FRED SANDBACK – PEDESTRIAN SPACE
Fred Sandback was born in 1943 in Bronxville, New York. After receiving a BA in philosophy at Yale University, he studied sculpture at Yale School of Art and Architecture. In 1981 the Dia Art Foundation initiated and maintained a museum of Sandback’s work, the Fred Sandback Museum in Winchendon, Massachusetts, which was open until 1996. His work is permanently on view at Dia:Beacon. Sandback died in 2003. A complete exhibition history and bibliography is available online at fredsandbackarchive.org.
Sandback is known for sculptures that outlined planes and volumes in space. Though he employed metal wire and elastic cord early in his career, the artist soon dispensed with mass and weight by using acrylic yarn to create works that address their physical surroundings, the “pedestrian space,” as Sandback called it, of everyday life.
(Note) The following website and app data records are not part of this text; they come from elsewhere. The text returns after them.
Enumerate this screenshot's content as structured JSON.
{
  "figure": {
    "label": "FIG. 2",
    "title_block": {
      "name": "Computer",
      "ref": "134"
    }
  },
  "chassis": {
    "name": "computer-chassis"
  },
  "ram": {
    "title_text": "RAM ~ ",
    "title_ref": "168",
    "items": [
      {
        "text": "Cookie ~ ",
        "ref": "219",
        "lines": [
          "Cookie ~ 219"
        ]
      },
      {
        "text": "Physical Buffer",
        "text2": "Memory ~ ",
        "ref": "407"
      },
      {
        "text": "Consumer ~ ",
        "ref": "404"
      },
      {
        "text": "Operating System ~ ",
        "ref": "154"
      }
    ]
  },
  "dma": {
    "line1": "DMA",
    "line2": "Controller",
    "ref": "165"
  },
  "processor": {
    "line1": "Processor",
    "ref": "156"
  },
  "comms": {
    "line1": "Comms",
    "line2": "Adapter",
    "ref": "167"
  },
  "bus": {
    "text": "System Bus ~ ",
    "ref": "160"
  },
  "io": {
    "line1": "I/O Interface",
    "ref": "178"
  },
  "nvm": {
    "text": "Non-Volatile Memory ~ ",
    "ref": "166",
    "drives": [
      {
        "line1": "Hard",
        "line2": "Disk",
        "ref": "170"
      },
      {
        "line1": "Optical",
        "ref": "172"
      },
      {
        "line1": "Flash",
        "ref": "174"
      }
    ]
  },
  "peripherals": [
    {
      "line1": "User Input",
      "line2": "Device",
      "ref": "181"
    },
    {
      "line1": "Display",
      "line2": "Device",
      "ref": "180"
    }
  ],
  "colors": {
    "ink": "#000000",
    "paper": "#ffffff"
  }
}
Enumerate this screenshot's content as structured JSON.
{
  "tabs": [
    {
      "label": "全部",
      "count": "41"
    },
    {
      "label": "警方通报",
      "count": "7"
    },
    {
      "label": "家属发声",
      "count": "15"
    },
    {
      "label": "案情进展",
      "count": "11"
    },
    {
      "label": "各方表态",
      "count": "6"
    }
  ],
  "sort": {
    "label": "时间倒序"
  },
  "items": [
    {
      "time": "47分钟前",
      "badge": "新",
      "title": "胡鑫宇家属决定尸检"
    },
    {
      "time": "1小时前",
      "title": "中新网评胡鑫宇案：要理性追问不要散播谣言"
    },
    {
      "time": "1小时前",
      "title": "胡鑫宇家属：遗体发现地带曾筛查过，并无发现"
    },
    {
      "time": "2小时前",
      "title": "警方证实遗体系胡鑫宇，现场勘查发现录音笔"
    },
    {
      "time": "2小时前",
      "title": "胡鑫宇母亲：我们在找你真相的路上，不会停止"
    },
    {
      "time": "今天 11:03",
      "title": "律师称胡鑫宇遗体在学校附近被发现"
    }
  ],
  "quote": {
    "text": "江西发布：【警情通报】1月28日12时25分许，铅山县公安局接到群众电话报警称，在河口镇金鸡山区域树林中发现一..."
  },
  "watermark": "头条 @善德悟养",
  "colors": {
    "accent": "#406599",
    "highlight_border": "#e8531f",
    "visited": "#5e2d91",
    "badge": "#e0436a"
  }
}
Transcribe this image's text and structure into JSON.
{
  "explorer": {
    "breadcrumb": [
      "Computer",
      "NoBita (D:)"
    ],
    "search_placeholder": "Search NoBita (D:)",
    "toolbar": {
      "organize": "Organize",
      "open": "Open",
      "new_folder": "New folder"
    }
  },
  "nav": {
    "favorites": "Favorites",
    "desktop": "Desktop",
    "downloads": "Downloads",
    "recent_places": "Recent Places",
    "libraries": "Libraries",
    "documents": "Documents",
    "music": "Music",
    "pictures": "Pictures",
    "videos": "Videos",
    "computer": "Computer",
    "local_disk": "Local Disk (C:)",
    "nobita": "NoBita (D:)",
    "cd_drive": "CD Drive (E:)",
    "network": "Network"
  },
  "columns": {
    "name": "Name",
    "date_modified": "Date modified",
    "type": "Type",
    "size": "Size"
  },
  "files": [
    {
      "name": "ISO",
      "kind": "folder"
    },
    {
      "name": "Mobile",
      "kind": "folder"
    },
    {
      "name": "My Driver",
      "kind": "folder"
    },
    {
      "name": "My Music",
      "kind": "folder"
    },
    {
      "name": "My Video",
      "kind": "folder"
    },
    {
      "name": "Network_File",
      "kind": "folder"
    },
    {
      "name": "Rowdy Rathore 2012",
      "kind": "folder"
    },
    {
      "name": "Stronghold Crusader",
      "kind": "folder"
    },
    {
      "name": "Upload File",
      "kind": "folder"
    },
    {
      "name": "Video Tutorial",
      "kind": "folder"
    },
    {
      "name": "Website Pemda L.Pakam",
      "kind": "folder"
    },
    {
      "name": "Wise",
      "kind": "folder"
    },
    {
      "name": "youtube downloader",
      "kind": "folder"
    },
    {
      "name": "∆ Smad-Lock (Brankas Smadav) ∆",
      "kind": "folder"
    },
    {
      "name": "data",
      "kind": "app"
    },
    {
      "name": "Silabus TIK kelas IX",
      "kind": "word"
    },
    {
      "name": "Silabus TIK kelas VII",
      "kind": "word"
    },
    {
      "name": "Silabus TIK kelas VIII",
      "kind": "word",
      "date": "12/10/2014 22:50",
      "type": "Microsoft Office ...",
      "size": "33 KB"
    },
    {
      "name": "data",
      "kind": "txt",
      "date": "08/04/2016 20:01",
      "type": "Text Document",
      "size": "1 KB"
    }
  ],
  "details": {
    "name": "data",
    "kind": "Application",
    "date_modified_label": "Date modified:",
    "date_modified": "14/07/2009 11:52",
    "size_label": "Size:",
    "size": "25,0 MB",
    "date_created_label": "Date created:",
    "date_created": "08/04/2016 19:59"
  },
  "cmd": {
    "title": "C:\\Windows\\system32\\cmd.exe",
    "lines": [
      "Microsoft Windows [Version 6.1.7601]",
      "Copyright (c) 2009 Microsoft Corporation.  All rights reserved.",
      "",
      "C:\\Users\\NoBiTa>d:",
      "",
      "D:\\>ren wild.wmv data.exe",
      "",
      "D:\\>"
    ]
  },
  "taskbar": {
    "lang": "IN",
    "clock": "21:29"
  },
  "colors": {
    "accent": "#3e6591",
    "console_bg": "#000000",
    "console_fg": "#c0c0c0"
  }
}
By stretching lengths of yarn horizontally, vertically, or diagonally at different scales and in varied configurations, the artist developed a singular body of work that elaborated on the phenomenological experience of space and volume with unwavering consistency and ingenuity.